Rajiv Gandhi held the first nationally televised live press conference by an Indian prime minister here today and his sharpest exchange came over his statement that government-run radio and television are not ready to be made independent.

A reporter asserted that the government wanted to keep control of radio and television for its political purposes, but Gandhi said making them independent would hurt the country.

As evidence for his view, he cited "the way you people independent newspapers and magazines print and publish."

"I don't think you behave responsibly," Gandhi said.

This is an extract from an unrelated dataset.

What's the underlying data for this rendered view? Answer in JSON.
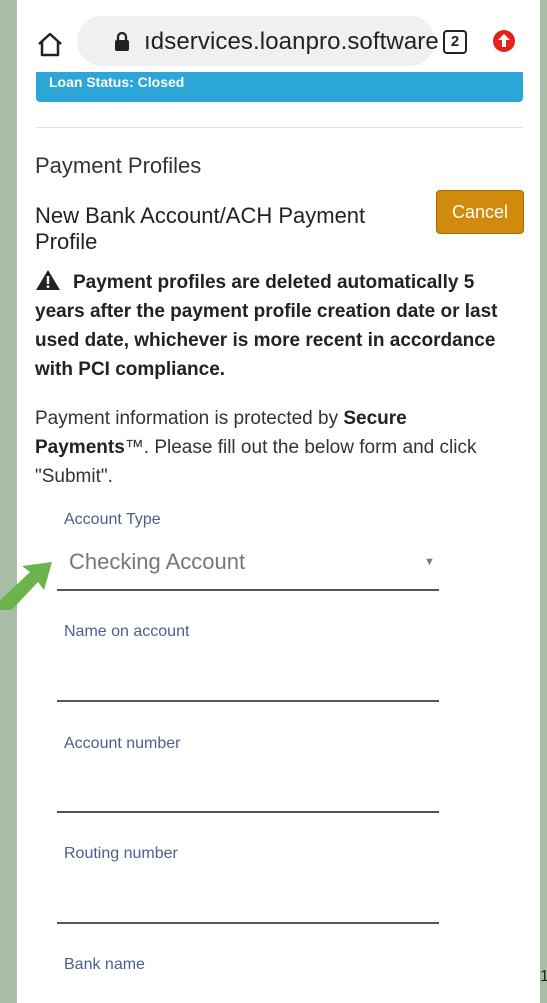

Gandhi also said he hopes for settlement soon of disturbances in the Indian states of Punjab, where he faces Sikh separatism, and Gujarat, where a new chief minister has been appointed to try to calm caste and communal clashes. He hinted at additions to his Cabinet and said new education and family planning programs are near completion.

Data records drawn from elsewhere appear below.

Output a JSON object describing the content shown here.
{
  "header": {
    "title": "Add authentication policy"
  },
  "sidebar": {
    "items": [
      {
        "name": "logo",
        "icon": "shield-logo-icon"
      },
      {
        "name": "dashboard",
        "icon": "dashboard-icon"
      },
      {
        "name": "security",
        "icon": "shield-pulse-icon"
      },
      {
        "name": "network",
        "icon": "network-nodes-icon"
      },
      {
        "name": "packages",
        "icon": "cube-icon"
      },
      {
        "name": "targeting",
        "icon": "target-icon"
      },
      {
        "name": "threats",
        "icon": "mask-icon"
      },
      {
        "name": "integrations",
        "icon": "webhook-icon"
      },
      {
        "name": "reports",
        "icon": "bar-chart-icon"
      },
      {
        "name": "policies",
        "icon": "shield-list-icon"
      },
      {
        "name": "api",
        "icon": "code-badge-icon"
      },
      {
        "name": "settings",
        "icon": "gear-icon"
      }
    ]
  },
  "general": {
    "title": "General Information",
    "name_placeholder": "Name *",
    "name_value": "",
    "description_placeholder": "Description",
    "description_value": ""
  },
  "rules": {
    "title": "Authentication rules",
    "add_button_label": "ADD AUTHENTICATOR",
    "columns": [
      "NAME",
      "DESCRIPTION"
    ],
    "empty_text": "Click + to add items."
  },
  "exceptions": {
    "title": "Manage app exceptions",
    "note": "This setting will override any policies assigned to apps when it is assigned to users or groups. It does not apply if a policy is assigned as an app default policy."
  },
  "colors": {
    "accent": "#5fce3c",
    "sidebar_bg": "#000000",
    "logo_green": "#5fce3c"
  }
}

But the chief news was the press conference itself, televised live at 9:45 a.m., a time picked to provide a maximum audience since some of India's most popular programs are on then.

Gandhi's appearance came between a cartoon show and an exceptionally popular program about flying saucers, called "UFO." Indian-made soap operas also draw an especially large audience for the morning hours.

Thus Gandhi was able to reach a large number of India's 750 million people -- something never done before by a political leader here.

For six months last year, the government opened a transmission station a day and now more than 70 percent of Indians can get television. Isolated villages have community sets and home television has become a necessity for India's growing middle class.

With an apparent confidence in his ability to handle the news media and television, Gandhi has taken full advantage of the new communications technology available to him, and it appears to suit his chosen image as a man who wants to use technology to speed India into the 21st century -- one of his oft-repeated campaign pledges.

The announcer for the government-run Indian television network picked up that theme when she introduced the 40-year-old prime minister as "the young man in a hurry to take this nation forward."

In a country with more than a dozen official languages and hundreds more regional dialects, Gandhi conducted the press conference in Hindi, which is spoken by more people than any other, and English, the link language.

While simultaneous translations were offered reporters, television viewers got none, and thus millions could not understand what their prime minister was saying as Gandhi answered more than 30 questions in slightly over an hour.

Pleased with his performance today, some of the prime minister's advisers said Gandhi plans to make televised press conferences a regular feature of his administration. This was his first press conference since his election victory in December.

With security tightening around him as a result of threats on his life, moreover, televised press conferences will allow Gandhi to appear before the public in controlled situations that pose fewer risks than an Indian politician's usual practice of moving freely around the country and mixing with its citizens.